Each line below must be printed exactly as it stands.

*** Block opens ***

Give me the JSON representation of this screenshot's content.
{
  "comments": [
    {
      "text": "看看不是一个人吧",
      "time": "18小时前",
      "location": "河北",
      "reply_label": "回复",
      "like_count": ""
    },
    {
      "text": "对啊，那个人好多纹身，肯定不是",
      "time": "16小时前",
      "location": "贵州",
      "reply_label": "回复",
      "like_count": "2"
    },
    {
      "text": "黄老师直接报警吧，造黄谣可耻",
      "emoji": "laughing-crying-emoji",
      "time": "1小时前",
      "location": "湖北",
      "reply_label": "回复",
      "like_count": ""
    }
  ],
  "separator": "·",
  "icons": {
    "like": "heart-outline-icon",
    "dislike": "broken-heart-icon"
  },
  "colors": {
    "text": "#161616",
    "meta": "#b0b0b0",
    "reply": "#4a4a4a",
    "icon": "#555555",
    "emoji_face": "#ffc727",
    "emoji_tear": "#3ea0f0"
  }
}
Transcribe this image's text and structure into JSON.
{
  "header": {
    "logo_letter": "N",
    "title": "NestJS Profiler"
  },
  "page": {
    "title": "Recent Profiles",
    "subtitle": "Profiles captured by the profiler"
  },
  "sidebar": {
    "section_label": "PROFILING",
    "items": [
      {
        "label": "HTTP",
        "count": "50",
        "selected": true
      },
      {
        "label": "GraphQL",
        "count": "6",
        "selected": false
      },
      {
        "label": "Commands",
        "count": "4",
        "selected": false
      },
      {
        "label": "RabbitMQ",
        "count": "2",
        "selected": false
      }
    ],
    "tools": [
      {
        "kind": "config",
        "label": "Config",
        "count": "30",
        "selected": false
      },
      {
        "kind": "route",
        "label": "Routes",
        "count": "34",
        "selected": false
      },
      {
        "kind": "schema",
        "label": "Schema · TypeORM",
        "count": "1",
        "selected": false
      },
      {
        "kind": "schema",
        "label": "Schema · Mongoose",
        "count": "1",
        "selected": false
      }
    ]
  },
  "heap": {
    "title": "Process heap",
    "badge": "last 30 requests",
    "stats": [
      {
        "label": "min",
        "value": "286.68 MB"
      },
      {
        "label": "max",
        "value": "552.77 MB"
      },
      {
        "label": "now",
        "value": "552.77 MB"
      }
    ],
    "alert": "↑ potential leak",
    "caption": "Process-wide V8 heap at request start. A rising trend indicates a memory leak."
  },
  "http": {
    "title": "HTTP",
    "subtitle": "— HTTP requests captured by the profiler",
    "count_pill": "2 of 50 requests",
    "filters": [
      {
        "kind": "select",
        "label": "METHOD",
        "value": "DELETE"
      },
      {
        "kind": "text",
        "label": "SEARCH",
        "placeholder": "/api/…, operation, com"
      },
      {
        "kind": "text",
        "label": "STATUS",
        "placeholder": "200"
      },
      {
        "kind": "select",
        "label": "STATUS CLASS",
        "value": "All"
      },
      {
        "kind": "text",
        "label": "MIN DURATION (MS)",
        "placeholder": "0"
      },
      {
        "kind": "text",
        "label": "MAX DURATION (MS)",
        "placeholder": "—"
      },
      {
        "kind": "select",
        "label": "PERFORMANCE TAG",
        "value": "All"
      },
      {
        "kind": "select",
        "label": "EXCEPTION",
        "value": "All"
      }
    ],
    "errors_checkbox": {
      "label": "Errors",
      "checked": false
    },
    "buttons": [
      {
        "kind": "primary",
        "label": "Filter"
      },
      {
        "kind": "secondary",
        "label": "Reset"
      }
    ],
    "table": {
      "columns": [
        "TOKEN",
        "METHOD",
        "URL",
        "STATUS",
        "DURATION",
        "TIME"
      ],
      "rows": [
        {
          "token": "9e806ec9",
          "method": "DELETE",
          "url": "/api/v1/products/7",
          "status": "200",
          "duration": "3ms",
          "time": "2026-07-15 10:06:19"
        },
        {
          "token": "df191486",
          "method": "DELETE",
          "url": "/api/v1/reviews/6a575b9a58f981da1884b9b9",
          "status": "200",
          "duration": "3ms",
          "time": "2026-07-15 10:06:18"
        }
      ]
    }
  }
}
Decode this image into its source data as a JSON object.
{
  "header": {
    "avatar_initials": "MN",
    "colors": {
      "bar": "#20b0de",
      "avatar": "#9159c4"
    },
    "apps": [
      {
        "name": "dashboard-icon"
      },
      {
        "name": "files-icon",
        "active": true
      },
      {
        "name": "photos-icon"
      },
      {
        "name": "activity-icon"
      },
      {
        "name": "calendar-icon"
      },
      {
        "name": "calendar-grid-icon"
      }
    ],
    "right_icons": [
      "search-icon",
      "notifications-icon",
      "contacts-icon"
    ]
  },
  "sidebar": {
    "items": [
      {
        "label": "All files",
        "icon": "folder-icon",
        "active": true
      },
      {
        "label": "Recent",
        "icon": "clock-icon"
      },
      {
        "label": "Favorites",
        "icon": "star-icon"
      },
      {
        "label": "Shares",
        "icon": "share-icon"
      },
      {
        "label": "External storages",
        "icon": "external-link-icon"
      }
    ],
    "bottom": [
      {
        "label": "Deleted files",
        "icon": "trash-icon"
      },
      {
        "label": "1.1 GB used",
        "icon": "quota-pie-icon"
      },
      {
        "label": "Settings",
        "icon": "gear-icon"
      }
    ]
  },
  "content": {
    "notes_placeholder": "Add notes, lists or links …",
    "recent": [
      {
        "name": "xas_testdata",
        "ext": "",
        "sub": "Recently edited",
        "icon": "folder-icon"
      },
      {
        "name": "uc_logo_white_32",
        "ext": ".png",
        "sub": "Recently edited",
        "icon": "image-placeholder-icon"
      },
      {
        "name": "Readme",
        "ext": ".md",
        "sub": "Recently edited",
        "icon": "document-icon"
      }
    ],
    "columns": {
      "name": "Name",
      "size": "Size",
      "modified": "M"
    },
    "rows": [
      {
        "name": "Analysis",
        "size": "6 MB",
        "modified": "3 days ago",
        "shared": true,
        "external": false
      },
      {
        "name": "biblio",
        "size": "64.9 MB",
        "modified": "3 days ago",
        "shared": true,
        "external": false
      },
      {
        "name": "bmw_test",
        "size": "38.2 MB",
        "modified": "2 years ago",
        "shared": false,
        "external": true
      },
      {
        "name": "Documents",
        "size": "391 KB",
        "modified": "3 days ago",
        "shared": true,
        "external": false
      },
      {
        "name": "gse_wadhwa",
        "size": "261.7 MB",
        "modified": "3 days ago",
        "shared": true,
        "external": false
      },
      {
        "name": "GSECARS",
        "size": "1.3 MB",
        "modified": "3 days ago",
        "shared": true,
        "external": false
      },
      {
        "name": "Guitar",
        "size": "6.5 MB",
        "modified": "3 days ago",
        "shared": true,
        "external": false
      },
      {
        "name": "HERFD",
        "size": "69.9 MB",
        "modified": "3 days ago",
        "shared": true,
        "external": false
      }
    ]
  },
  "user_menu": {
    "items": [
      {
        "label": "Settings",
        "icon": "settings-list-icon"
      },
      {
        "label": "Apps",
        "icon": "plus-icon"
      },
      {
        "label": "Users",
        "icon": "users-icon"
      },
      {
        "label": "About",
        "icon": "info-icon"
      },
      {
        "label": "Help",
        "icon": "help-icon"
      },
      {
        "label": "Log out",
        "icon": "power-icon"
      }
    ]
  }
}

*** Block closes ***

### YOUR SOLUTION
Give me the JSON representation of this screenshot's content.
{
  "comments": [
    {
      "text": "看看不是一个人吧",
      "time": "18小时前",
      "location": "河北",
      "reply_label": "回复",
      "like_count": ""
    },
    {
      "text": "对啊，那个人好多纹身，肯定不是",
      "time": "16小时前",
      "location": "贵州",
      "reply_label": "回复",
      "like_count": "2"
    },
    {
      "text": "黄老师直接报警吧，造黄谣可耻",
      "emoji": "laughing-crying-emoji",
      "time": "1小时前",
      "location": "湖北",
      "reply_label": "回复",
      "like_count": ""
    }
  ],
  "separator": "·",
  "icons": {
    "like": "heart-outline-icon",
    "dislike": "broken-heart-icon"
  },
  "colors": {
    "text": "#161616",
    "meta": "#b0b0b0",
    "reply": "#4a4a4a",
    "icon": "#555555",
    "emoji_face": "#ffc727",
    "emoji_tear": "#3ea0f0"
  }
}
Transcribe this image's text and structure into JSON.
{
  "header": {
    "logo_letter": "N",
    "title": "NestJS Profiler"
  },
  "page": {
    "title": "Recent Profiles",
    "subtitle": "Profiles captured by the profiler"
  },
  "sidebar": {
    "section_label": "PROFILING",
    "items": [
      {
        "label": "HTTP",
        "count": "50",
        "selected": true
      },
      {
        "label": "GraphQL",
        "count": "6",
        "selected": false
      },
      {
        "label": "Commands",
        "count": "4",
        "selected": false
      },
      {
        "label": "RabbitMQ",
        "count": "2",
        "selected": false
      }
    ],
    "tools": [
      {
        "kind": "config",
        "label": "Config",
        "count": "30",
        "selected": false
      },
      {
        "kind": "route",
        "label": "Routes",
        "count": "34",
        "selected": false
      },
      {
        "kind": "schema",
        "label": "Schema · TypeORM",
        "count": "1",
        "selected": false
      },
      {
        "kind": "schema",
        "label": "Schema · Mongoose",
        "count": "1",
        "selected": false
      }
    ]
  },
  "heap": {
    "title": "Process heap",
    "badge": "last 30 requests",
    "stats": [
      {
        "label": "min",
        "value": "286.68 MB"
      },
      {
        "label": "max",
        "value": "552.77 MB"
      },
      {
        "label": "now",
        "value": "552.77 MB"
      }
    ],
    "alert": "↑ potential leak",
    "caption": "Process-wide V8 heap at request start. A rising trend indicates a memory leak."
  },
  "http": {
    "title": "HTTP",
    "subtitle": "— HTTP requests captured by the profiler",
    "count_pill": "2 of 50 requests",
    "filters": [
      {
        "kind": "select",
        "label": "METHOD",
        "value": "DELETE"
      },
      {
        "kind": "text",
        "label": "SEARCH",
        "placeholder": "/api/…, operation, com"
      },
      {
        "kind": "text",
        "label": "STATUS",
        "placeholder": "200"
      },
      {
        "kind": "select",
        "label": "STATUS CLASS",
        "value": "All"
      },
      {
        "kind": "text",
        "label": "MIN DURATION (MS)",
        "placeholder": "0"
      },
      {
        "kind": "text",
        "label": "MAX DURATION (MS)",
        "placeholder": "—"
      },
      {
        "kind": "select",
        "label": "PERFORMANCE TAG",
        "value": "All"
      },
      {
        "kind": "select",
        "label": "EXCEPTION",
        "value": "All"
      }
    ],
    "errors_checkbox": {
      "label": "Errors",
      "checked": false
    },
    "buttons": [
      {
        "kind": "primary",
        "label": "Filter"
      },
      {
        "kind": "secondary",
        "label": "Reset"
      }
    ],
    "table": {
      "columns": [
        "TOKEN",
        "METHOD",
        "URL",
        "STATUS",
        "DURATION",
        "TIME"
      ],
      "rows": [
        {
          "token": "9e806ec9",
          "method": "DELETE",
          "url": "/api/v1/products/7",
          "status": "200",
          "duration": "3ms",
          "time": "2026-07-15 10:06:19"
        },
        {
          "token": "df191486",
          "method": "DELETE",
          "url": "/api/v1/reviews/6a575b9a58f981da1884b9b9",
          "status": "200",
          "duration": "3ms",
          "time": "2026-07-15 10:06:18"
        }
      ]
    }
  }
}
Decode this image into its source data as a JSON object.
{
  "header": {
    "avatar_initials": "MN",
    "colors": {
      "bar": "#20b0de",
      "avatar": "#9159c4"
    },
    "apps": [
      {
        "name": "dashboard-icon"
      },
      {
        "name": "files-icon",
        "active": true
      },
      {
        "name": "photos-icon"
      },
      {
        "name": "activity-icon"
      },
      {
        "name": "calendar-icon"
      },
      {
        "name": "calendar-grid-icon"
      }
    ],
    "right_icons": [
      "search-icon",
      "notifications-icon",
      "contacts-icon"
    ]
  },
  "sidebar": {
    "items": [
      {
        "label": "All files",
        "icon": "folder-icon",
        "active": true
      },
      {
        "label": "Recent",
        "icon": "clock-icon"
      },
      {
        "label": "Favorites",
        "icon": "star-icon"
      },
      {
        "label": "Shares",
        "icon": "share-icon"
      },
      {
        "label": "External storages",
        "icon": "external-link-icon"
      }
    ],
    "bottom": [
      {
        "label": "Deleted files",
        "icon": "trash-icon"
      },
      {
        "label": "1.1 GB used",
        "icon": "quota-pie-icon"
      },
      {
        "label": "Settings",
        "icon": "gear-icon"
      }
    ]
  },
  "content": {
    "notes_placeholder": "Add notes, lists or links …",
    "recent": [
      {
        "name": "xas_testdata",
        "ext": "",
        "sub": "Recently edited",
        "icon": "folder-icon"
      },
      {
        "name": "uc_logo_white_32",
        "ext": ".png",
        "sub": "Recently edited",
        "icon": "image-placeholder-icon"
      },
      {
        "name": "Readme",
        "ext": ".md",
        "sub": "Recently edited",
        "icon": "document-icon"
      }
    ],
    "columns": {
      "name": "Name",
      "size": "Size",
      "modified": "M"
    },
    "rows": [
      {
        "name": "Analysis",
        "size": "6 MB",
        "modified": "3 days ago",
        "shared": true,
        "external": false
      },
      {
        "name": "biblio",
        "size": "64.9 MB",
        "modified": "3 days ago",
        "shared": true,
        "external": false
      },
      {
        "name": "bmw_test",
        "size": "38.2 MB",
        "modified": "2 years ago",
        "shared": false,
        "external": true
      },
      {
        "name": "Documents",
        "size": "391 KB",
        "modified": "3 days ago",
        "shared": true,
        "external": false
      },
      {
        "name": "gse_wadhwa",
        "size": "261.7 MB",
        "modified": "3 days ago",
        "shared": true,
        "external": false
      },
      {
        "name": "GSECARS",
        "size": "1.3 MB",
        "modified": "3 days ago",
        "shared": true,
        "external": false
      },
      {
        "name": "Guitar",
        "size": "6.5 MB",
        "modified": "3 days ago",
        "shared": true,
        "external": false
      },
      {
        "name": "HERFD",
        "size": "69.9 MB",
        "modified": "3 days ago",
        "shared": true,
        "external": false
      }
    ]
  },
  "user_menu": {
    "items": [
      {
        "label": "Settings",
        "icon": "settings-list-icon"
      },
      {
        "label": "Apps",
        "icon": "plus-icon"
      },
      {
        "label": "Users",
        "icon": "users-icon"
      },
      {
        "label": "About",
        "icon": "info-icon"
      },
      {
        "label": "Help",
        "icon": "help-icon"
      },
      {
        "label": "Log out",
        "icon": "power-icon"
      }
    ]
  }
}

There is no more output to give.